The roughing the passer flag was the third Matthews has seen in as many weeks. He drew his most recent during a sack of Washington Redskins quarterback Alex Smith during the Packers' 31-17 loss on Sunday at FedExField in Landover, Md.
Green Bay was trailing 28-17 with 1:50 remaining in the third quarter during the sequence. Smith took the snap on a 2nd and 7 from the Redskins' 46-yard line. Smith scanned through his progressions as Matthews scorched through the Redskins' offensive line. He then came face-to-face with Smith, bringing him to the ground and falling on top of him. Matthews rolled off of the Redskins quarterback and put his hand up after making the play, but was still flagged.
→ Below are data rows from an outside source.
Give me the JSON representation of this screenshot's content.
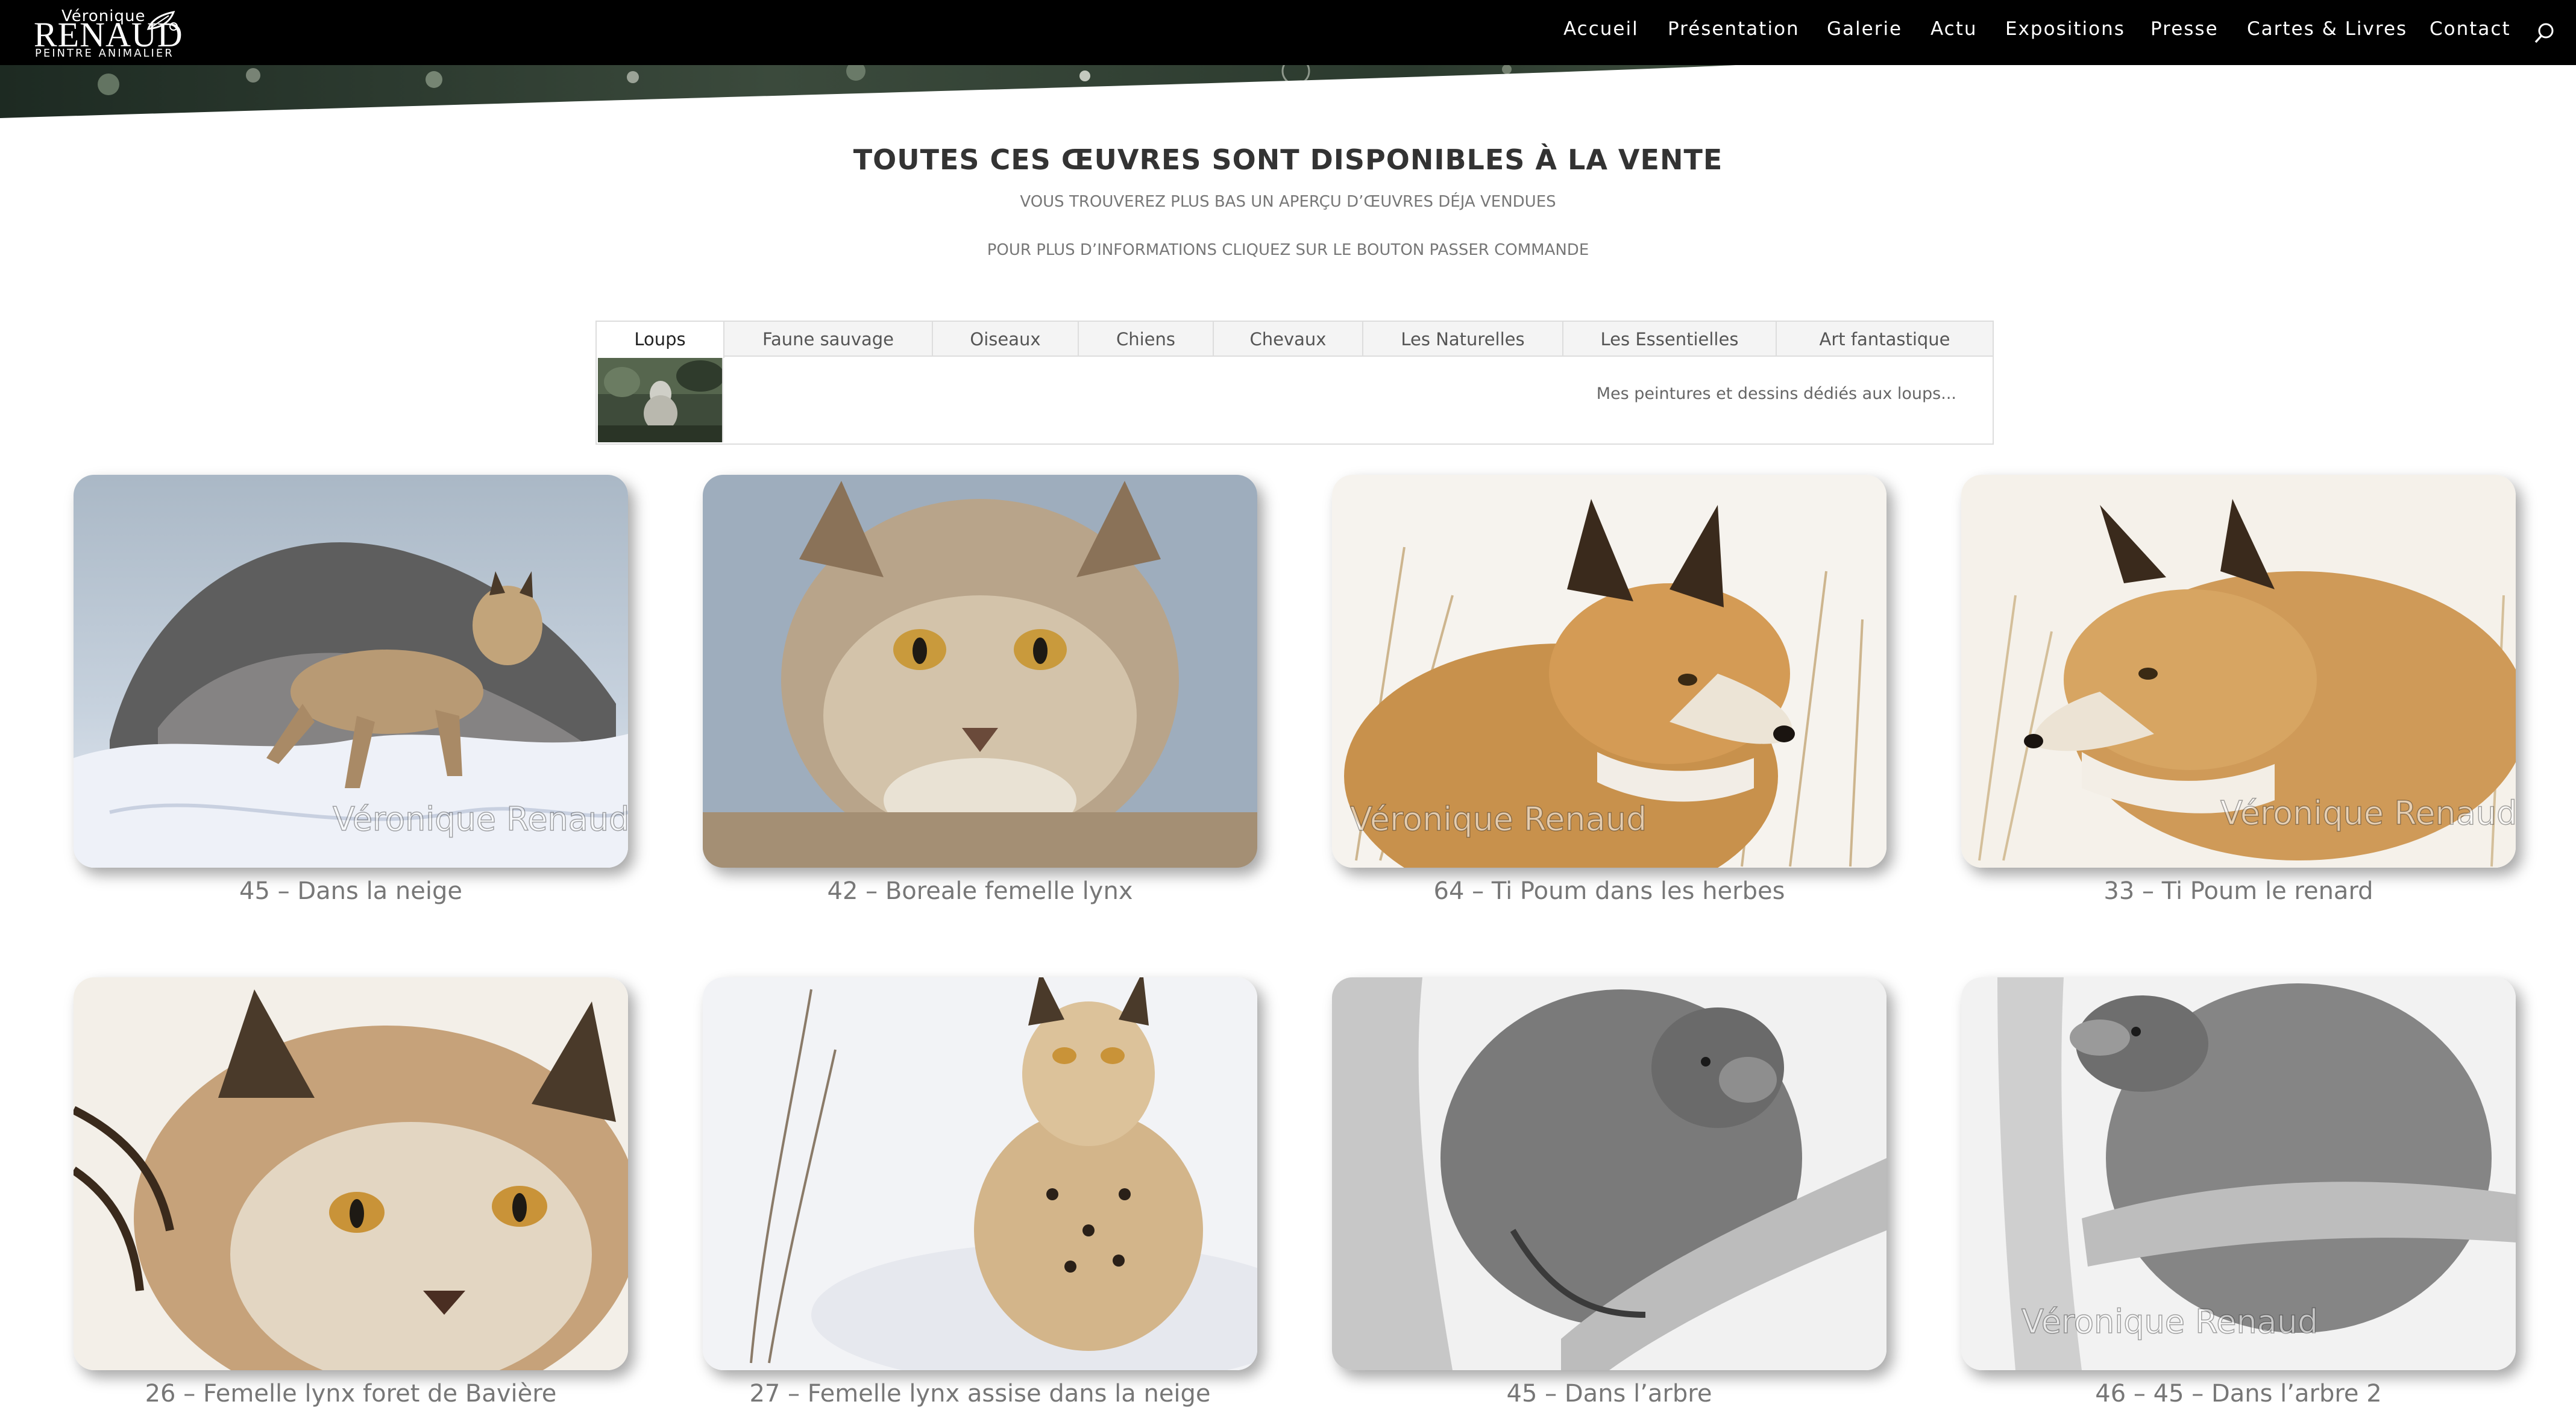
{
  "logo": {
    "first_name": "Véronique",
    "last_name": "RENAUD",
    "subtitle": "PEINTRE ANIMALIER"
  },
  "nav": {
    "items": [
      "Accueil",
      "Présentation",
      "Galerie",
      "Actu",
      "Expositions",
      "Presse",
      "Cartes & Livres",
      "Contact"
    ],
    "search_icon": "search-icon"
  },
  "intro": {
    "title": "TOUTES CES ŒUVRES SONT DISPONIBLES À LA VENTE",
    "line1": "VOUS TROUVEREZ PLUS BAS UN APERÇU D’ŒUVRES  DÉJA VENDUES",
    "line2": "POUR PLUS D’INFORMATIONS CLIQUEZ SUR LE BOUTON PASSER COMMANDE"
  },
  "tabs": {
    "items": [
      "Loups",
      "Faune sauvage",
      "Oiseaux",
      "Chiens",
      "Chevaux",
      "Les Naturelles",
      "Les Essentielles",
      "Art fantastique"
    ],
    "active": "Loups",
    "description": "Mes peintures et dessins dédiés aux loups..."
  },
  "gallery": {
    "watermark": "Véronique Renaud",
    "items": [
      {
        "caption": "45 – Dans la neige"
      },
      {
        "caption": "42 – Boreale femelle lynx"
      },
      {
        "caption": "64 – Ti Poum dans les herbes"
      },
      {
        "caption": "33 – Ti Poum le renard"
      },
      {
        "caption": "26 – Femelle lynx foret de Bavière"
      },
      {
        "caption": "27 – Femelle lynx assise dans la neige"
      },
      {
        "caption": "45 – Dans l’arbre"
      },
      {
        "caption": "46 – 45 – Dans l’arbre 2"
      }
    ]
  }
}
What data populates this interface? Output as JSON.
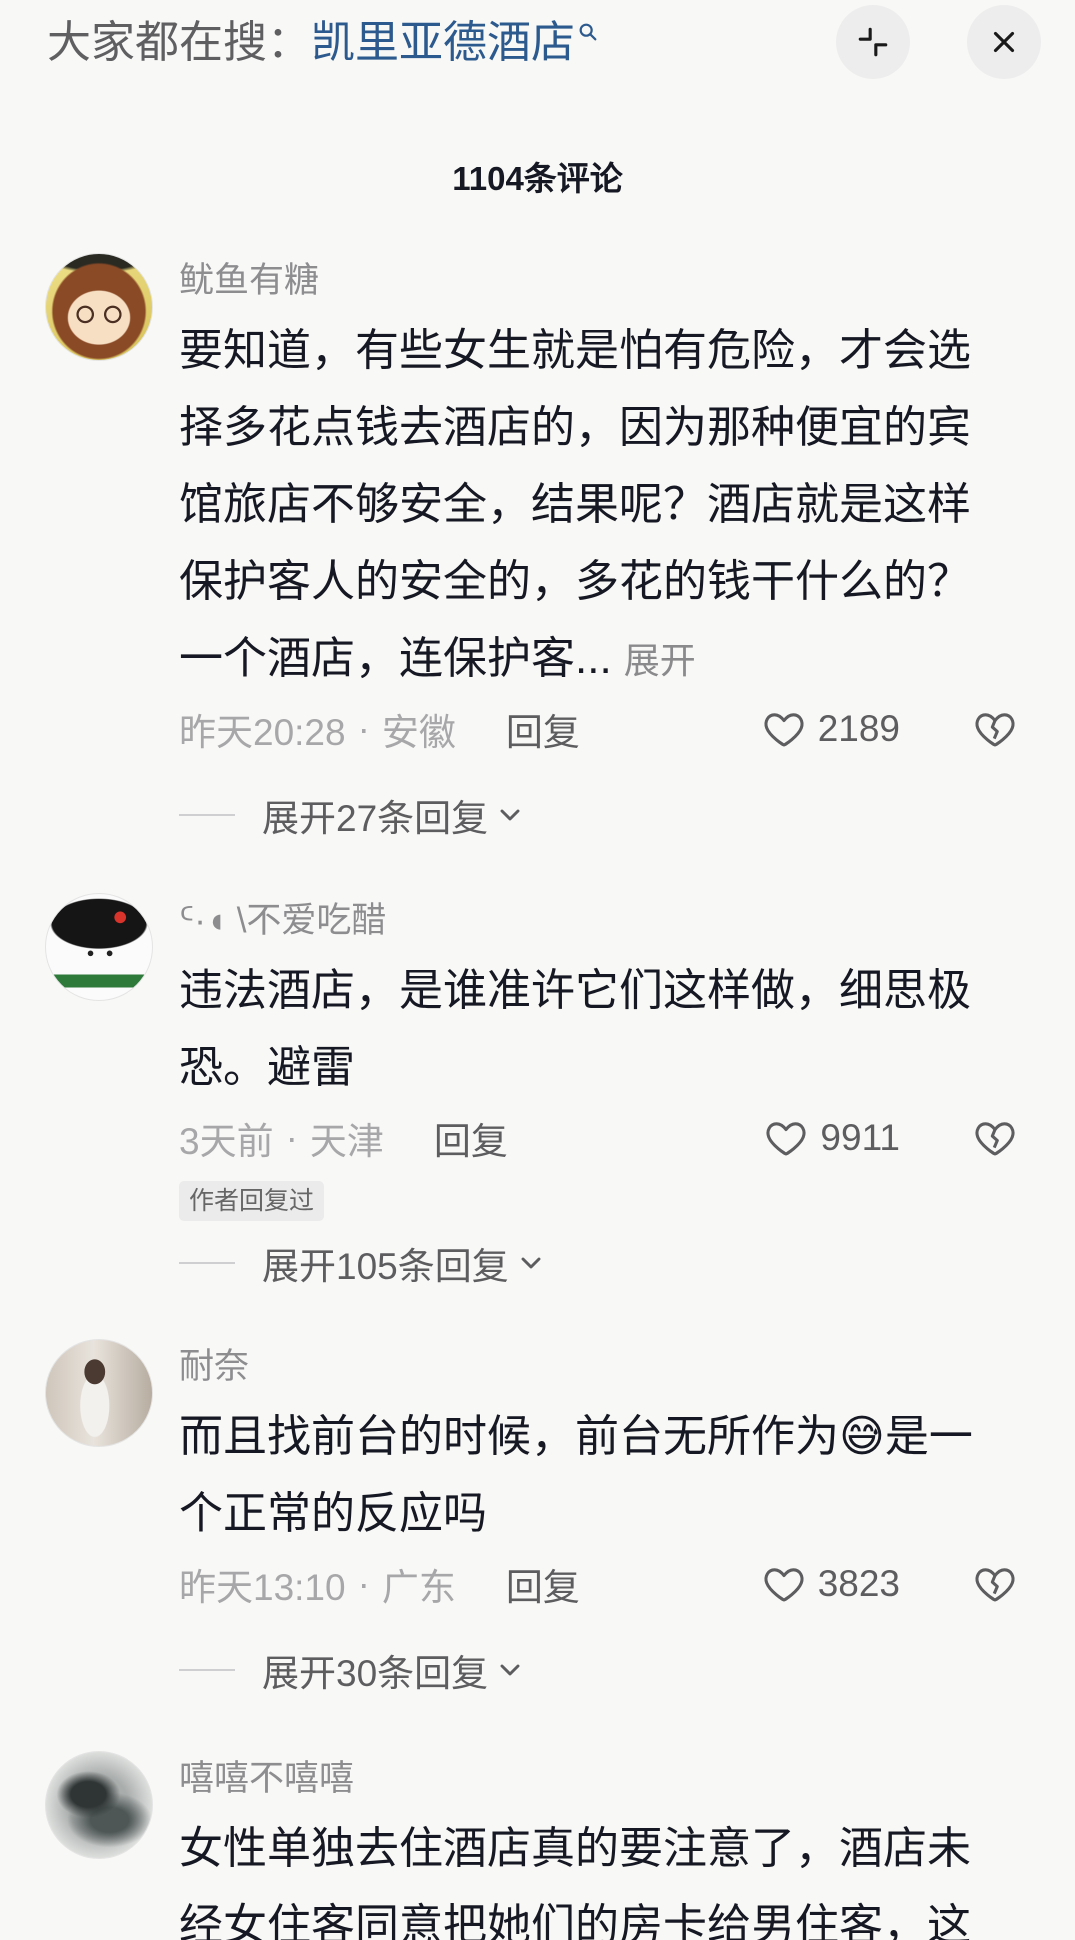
{
  "colors": {
    "background": "#f8f8f6",
    "text_primary": "#161823",
    "text_secondary": "#a7a7a9",
    "text_username": "#8d8d90",
    "text_action": "#5d5d60",
    "link": "#2d5a8e"
  },
  "search_bar": {
    "prefix": "大家都在搜：",
    "query": "凯里亚德酒店",
    "icons": {
      "search": "search-icon",
      "collapse": "collapse-icon",
      "close": "close-icon"
    }
  },
  "comment_count_title": "1104条评论",
  "icons": {
    "like": "heart-outline-icon",
    "dislike": "broken-heart-icon",
    "expand": "chevron-down-icon"
  },
  "comments": [
    {
      "username": "鱿鱼有糖",
      "text_lines": [
        "要知道，有些女生就是怕有危险，才会选",
        "择多花点钱去酒店的，因为那种便宜的宾",
        "馆旅店不够安全，结果呢？酒店就是这样",
        "保护客人的安全的，多花的钱干什么的？",
        "一个酒店，连保护客..."
      ],
      "expand_label": "展开",
      "time": "昨天20:28",
      "separator": "·",
      "location": "安徽",
      "reply_label": "回复",
      "likes": "2189",
      "replies_expand": "展开27条回复"
    },
    {
      "username": "ᑦ·◖ \\不爱吃醋",
      "text_lines": [
        "违法酒店，是谁准许它们这样做，细思极",
        "恐。避雷"
      ],
      "time": "3天前",
      "separator": "·",
      "location": "天津",
      "reply_label": "回复",
      "likes": "9911",
      "author_badge": "作者回复过",
      "replies_expand": "展开105条回复"
    },
    {
      "username": "耐奈",
      "text_lines": [
        "而且找前台的时候，前台无所作为😅是一",
        "个正常的反应吗"
      ],
      "time": "昨天13:10",
      "separator": "·",
      "location": "广东",
      "reply_label": "回复",
      "likes": "3823",
      "replies_expand": "展开30条回复"
    },
    {
      "username": "嘻嘻不嘻嘻",
      "text_lines": [
        "女性单独去住酒店真的要注意了，酒店未",
        "经女住客同意把她们的房卡给男住客，这"
      ]
    }
  ]
}
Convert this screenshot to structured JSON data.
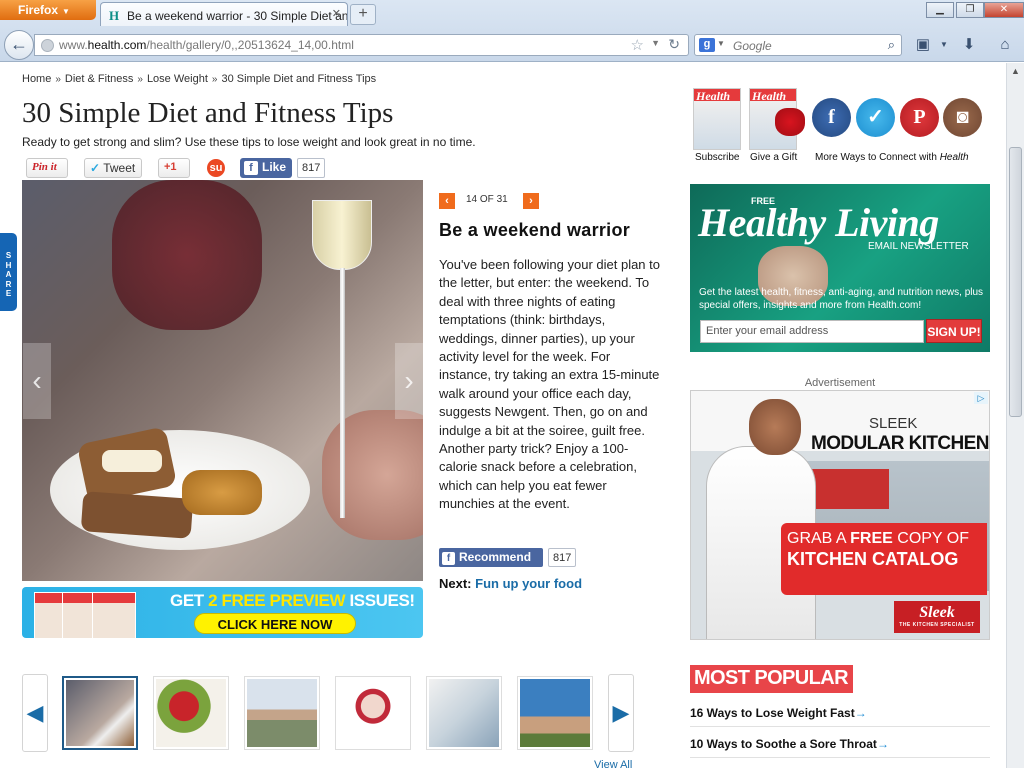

"Obviously, when you tackle a guy from the front, you're going to land on him," Matthews told reporters. "I understand the spirit of the rule. I said that weeks prior. When you have a hit like that, that's a football play."
Matthews said he approached Smith after the game to ask what he can do differently. The Packers defender said he didn't think Smith thought the hit was illegal.
"Unfortunately, this league is going in a direction that I think a lot of people don't like," Matthews said. "I think they're getting soft. The only thing that's hard about this league is the fines they levy down on guys like me who play the game hard. I'm just gonna keep playing hard. Maybe now pass rushers, you just have to attack the ball. I've been playing this game for 20 years -- that's how you tackle."
The NFL cited the rulebook, standing behind the roughing the passer penalty. "The defender lands 'with all or most of the defender's weight' on the passer," NFL Football Operations said on Twitter.
Many former and current athletes disagreed with the call and voiced their opinions on social media. Former NFL vice president of officiating Dean Blandino -- who now serves as Fox's rules analyst -- said the rule is asking NFL players to do the impossible.
"Do I like the call? No, I don't like the call," Blandino said. "But this is what the NFL is directing their referees to call. This is a new interpretation. You cannot land on the quarterback with all or most of your body weight. That is what referee Craig Wrolstad called."
"But the NFL is asking defenders to do something that is nearly impossible."
If I’m Clay Matthews I would just pick the qb and carry him off the field and sit him on the bench.— Booger (@ESPNBooger) September 23, 2018
Wrolstad stood behind his call.
"If you've got a shoulder into him and then landed on him with most of his body weight off him or released him when he went down, then he would have been OK," the referee said, according to ESPN. "But in my judgement, I ruled that he landed on him with most or all of his body weight there."
Matthews, 32, has six total tackles on the season, but has yet to log an official sack. He had 7.5 quarterback takedowns in 2017.